He came to serve
Whoever wants to become great among you must be your servant, and whoever wants to be first must be slave of all. For even the Son of Man did not come to be served, but to serve, and to give his life as a ransom for many.”
- from Mark 10:43-45
Jesus came to serve, not to be served. This is why we value and treasure service.
When we become servants – whether it’s in our homes or workplaces or neighborhoods or families or church – we draw close to Jesus. He wasn’t too dignified, too qualified, too reified to serve. He got his hands dirty. And he invites us to join him.
Service was not an ancillary facet of Jesus’ work. As he approached humanity to bring salvation, he approached as a servant coming to other servants, a slave helping slaves, because that’s what we were. We each were enslaved to sin, death, and the powers of this world. We couldn’t escape on our own. We were chained to overwhelming patterns of brokenness that broke everything we touched. We needed liberation.
Jesus came to set us free. He came to break our bonds. And he did this by giving his life as our ransom. He paid the payment required to set us free from our slavery. When he gave his life, our chains could no longer hold us. They dissolved like snow. They faded like fog in the sunlight. They disappeared entirely.
Our participation in service gives us a deeper appreciation of the salvation that Jesus bought for us. That salvation works deeper into our souls as a result. And we’re transformed.

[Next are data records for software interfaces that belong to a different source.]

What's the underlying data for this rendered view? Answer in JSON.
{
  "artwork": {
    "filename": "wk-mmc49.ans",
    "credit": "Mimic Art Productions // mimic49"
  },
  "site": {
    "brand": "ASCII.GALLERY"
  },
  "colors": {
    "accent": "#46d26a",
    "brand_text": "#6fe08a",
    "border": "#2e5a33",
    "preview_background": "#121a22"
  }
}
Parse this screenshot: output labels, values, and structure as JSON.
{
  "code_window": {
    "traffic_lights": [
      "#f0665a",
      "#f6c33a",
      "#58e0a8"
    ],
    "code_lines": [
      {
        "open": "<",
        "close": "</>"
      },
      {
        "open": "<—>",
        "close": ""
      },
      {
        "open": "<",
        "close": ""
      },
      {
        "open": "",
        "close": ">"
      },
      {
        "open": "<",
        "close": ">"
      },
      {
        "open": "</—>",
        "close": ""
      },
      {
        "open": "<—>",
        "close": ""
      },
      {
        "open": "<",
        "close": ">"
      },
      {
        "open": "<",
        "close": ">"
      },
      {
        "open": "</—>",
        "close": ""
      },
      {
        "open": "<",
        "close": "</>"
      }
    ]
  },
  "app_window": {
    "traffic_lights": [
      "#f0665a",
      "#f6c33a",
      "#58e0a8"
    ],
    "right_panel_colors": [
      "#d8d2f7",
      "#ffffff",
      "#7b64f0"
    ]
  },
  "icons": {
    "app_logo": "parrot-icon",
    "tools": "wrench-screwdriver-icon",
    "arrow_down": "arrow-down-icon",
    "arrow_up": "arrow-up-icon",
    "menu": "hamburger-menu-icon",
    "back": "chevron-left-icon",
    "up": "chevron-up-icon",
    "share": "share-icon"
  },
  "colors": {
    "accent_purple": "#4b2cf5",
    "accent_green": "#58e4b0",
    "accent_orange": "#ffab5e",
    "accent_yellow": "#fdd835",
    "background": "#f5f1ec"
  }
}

Thank Jesus today for his generous service to you. Try to think of all the ways he’s helped you in your life. Give him thanks and praise today.